Better def: As the word “intelligence” is a pretty loaded term (although perhaps most people agree on their basic conceptions of intelligence – disagreements tend to arise over issues of “multiple intelligences” and such).

Here’s my definition:

Creativity seems to be based on the capacity to imagine unique possibilities based on the perceptual environment one lives in (and intelligence is based on the capacity to judge the actions most conducive to a “desired outcome”. (a perceptual environment is inclusive of hallucinations). Creativity/intelligence only involve the possession of capacity, not the acting upon of such capacity. In biological organisms, of course, the possession of capacity is closely tied into the acting upon of such capacity, for the acting upon of such capacity helps develop the possession of capacity (from an evolutionarily point of view).

Intelligence is highly conducive to creativity since it allows one to “select” the “most appropriate” possibilities that one imagines – and to “use” those possibilities to achieve a “desired outcome”. It is possible to be intelligent without being creative, as one can still be a perfect judge without being creative. It is also possible to be creative without being intelligent (in a sense, the “infinite monkey typewriter” is creative if not intelligent). It seems that traditional definitions of creativity do incorporate elements of intelligence – as creative individuals are able to produce possibilities that “fit” in the environment – rather than possibilities that involve random number generators. An intelligent animal is able to use its sensory information to produce actions most appropriate to its desires in its particular perceptual environment (for example, an intelligent orca is able to use its sensory information to imagine the actions most likely to capture and eat a seal – a seal that happens to be on an iceberg. It has to be able to judge which actions are more likely to produce results in its particular environment).

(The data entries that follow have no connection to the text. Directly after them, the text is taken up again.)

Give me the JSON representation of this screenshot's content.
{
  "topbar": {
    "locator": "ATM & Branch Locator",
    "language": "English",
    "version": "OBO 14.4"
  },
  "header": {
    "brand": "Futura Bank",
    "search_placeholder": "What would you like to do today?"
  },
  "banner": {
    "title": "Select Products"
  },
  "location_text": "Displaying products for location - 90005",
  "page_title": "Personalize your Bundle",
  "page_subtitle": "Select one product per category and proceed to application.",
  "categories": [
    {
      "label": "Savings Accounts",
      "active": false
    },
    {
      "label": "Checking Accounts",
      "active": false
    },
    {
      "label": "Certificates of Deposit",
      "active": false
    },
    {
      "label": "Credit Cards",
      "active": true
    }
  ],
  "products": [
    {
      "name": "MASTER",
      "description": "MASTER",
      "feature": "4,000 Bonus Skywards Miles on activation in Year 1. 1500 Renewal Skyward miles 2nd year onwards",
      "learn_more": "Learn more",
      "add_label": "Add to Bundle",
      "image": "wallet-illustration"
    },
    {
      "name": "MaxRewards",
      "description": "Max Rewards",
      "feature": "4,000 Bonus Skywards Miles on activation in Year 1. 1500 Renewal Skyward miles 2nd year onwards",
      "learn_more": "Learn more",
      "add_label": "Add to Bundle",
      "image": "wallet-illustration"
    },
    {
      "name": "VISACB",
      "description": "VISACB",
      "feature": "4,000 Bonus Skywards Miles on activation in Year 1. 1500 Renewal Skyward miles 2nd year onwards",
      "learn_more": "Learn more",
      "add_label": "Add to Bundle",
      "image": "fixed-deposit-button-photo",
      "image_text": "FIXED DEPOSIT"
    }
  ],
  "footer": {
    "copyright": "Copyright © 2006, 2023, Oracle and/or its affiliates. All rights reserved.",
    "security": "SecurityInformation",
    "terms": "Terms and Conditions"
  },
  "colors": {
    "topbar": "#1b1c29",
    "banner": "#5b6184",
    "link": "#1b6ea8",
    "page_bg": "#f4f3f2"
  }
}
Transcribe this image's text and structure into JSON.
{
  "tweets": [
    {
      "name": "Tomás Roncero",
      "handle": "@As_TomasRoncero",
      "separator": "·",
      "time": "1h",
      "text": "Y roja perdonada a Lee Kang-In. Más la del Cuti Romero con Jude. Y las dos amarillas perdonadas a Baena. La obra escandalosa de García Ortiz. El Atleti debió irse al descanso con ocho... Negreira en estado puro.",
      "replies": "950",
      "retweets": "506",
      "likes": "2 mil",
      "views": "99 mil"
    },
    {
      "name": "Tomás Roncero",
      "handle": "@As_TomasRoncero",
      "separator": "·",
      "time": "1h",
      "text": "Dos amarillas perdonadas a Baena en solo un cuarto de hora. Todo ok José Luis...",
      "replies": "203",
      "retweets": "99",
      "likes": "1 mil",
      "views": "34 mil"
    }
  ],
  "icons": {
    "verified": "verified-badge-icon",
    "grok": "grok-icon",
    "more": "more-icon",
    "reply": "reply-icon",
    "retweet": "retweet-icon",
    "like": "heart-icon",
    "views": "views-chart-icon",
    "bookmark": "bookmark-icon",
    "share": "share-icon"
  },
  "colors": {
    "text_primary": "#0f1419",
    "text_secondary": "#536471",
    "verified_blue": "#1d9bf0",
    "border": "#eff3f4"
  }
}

Of course, there is also “learning speed”. Is there a logical connection between learning speed and intelligence? Or do they happen to be highly correlated in humans but not necessarily in other organisms or machines? Bear in mind that intelligence is useless without accumulated knowledge and so it makes sense from an adaptive standpoint for intelligence and learning speed to have high correlation with each other.

So in this case, there is (a) learning speed and (b) creativity. It’s possible that one can learn fast without being creative. Or one can lose all ability to form new memories (but can still be creative or rely on one’s stockpile of memories). In this, intelligence is perhaps defined by the ability to judge from what one learns or creates.

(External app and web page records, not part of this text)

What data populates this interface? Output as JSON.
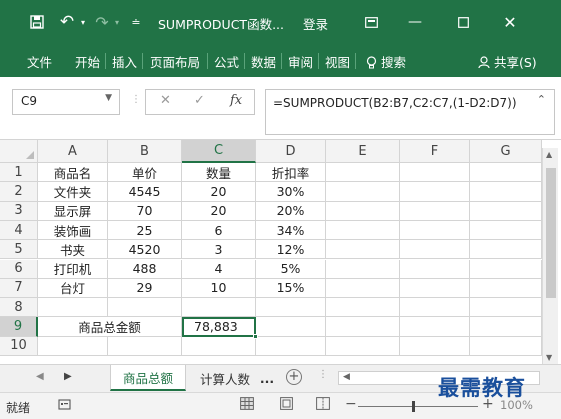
{
  "titlebar": {
    "title": "SUMPRODUCT函数...",
    "login": "登录",
    "save_icon": "save-icon",
    "undo_icon": "undo-icon",
    "redo_icon": "redo-icon"
  },
  "ribbon": {
    "tabs": [
      "文件",
      "开始",
      "插入",
      "页面布局",
      "公式",
      "数据",
      "审阅",
      "视图"
    ],
    "search": "搜索",
    "share": "共享(S)"
  },
  "formula_bar": {
    "name_box": "C9",
    "fx_label": "fx",
    "formula": "=SUMPRODUCT(B2:B7,C2:C7,(1-D2:D7))"
  },
  "grid": {
    "columns": [
      "A",
      "B",
      "C",
      "D",
      "E",
      "F",
      "G"
    ],
    "rows": [
      "1",
      "2",
      "3",
      "4",
      "5",
      "6",
      "7",
      "8",
      "9",
      "10"
    ],
    "header_row": [
      "商品名",
      "单价",
      "数量",
      "折扣率"
    ],
    "data_rows": [
      [
        "文件夹",
        "4545",
        "20",
        "30%"
      ],
      [
        "显示屏",
        "70",
        "20",
        "20%"
      ],
      [
        "装饰画",
        "25",
        "6",
        "34%"
      ],
      [
        "书夹",
        "4520",
        "3",
        "12%"
      ],
      [
        "打印机",
        "488",
        "4",
        "5%"
      ],
      [
        "台灯",
        "29",
        "10",
        "15%"
      ]
    ],
    "total_label": "商品总金额",
    "total_value": "78,883",
    "active_cell": "C9"
  },
  "sheets": {
    "tabs": [
      "商品总额",
      "计算人数"
    ],
    "active": "商品总额",
    "more": "...",
    "add": "+"
  },
  "statusbar": {
    "status": "就绪",
    "zoom": "100%"
  },
  "watermark": "最需教育",
  "colors": {
    "accent": "#217346",
    "watermark": "#1a4f9c"
  }
}
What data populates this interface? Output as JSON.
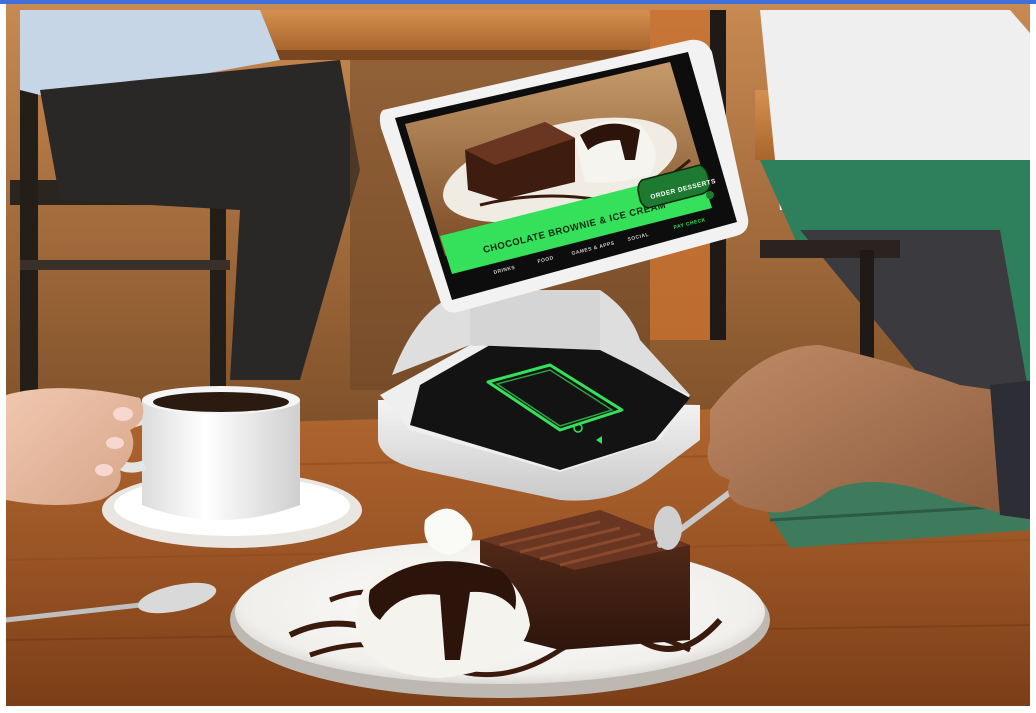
{
  "kiosk": {
    "item_title": "CHOCOLATE BROWNIE & ICE CREAM",
    "order_button": "ORDER DESSERTS",
    "nav": [
      "DRINKS",
      "FOOD",
      "GAMES & APPS",
      "SOCIAL",
      "PAY CHECK"
    ],
    "accent_color": "#35e05a"
  }
}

An intelligent organism is intelligent irrespective of its environment, and it may act in ways that are unlikely to produce desired results in a completely different environment (especially if the new environment has no patterns whatsoever – or if the organism happens to be hallucinating). However, in MOST cases, we can effectively define intelligence as the capacity to envision cause-and-effect in a particular environment.

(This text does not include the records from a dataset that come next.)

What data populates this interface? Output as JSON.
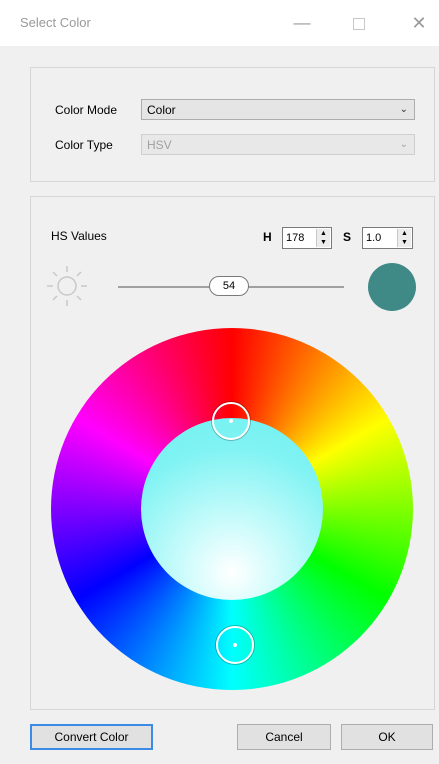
{
  "window": {
    "title": "Select Color",
    "minimize": "—",
    "close": "✕"
  },
  "color_settings": {
    "mode_label": "Color Mode",
    "mode_value": "Color",
    "type_label": "Color Type",
    "type_value": "HSV"
  },
  "hs_panel": {
    "label": "HS Values",
    "h_label": "H",
    "h_value": "178",
    "s_label": "S",
    "s_value": "1.0",
    "brightness_value": "54",
    "preview_color": "#3f8a87",
    "wheel_inner_color": "#70f0f0"
  },
  "icons": {
    "brightness": "sun-icon",
    "dropdown": "chevron-down-icon",
    "spin": "spin-arrows-icon"
  },
  "buttons": {
    "convert": "Convert Color",
    "cancel": "Cancel",
    "ok": "OK"
  }
}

There is definitely space for “multiple intelligences” (in the human brain, it may happen that the “multiple intelligences” happen to be correlated with one factor g – but this may just be an accident of evolution if anything). One can be analytically intelligent but not socially intelligent, in that one is able to select the “most appropriate” actions for a desired analytical outcome but totally unable to select the “most appropriate” actions for a desired social outcome.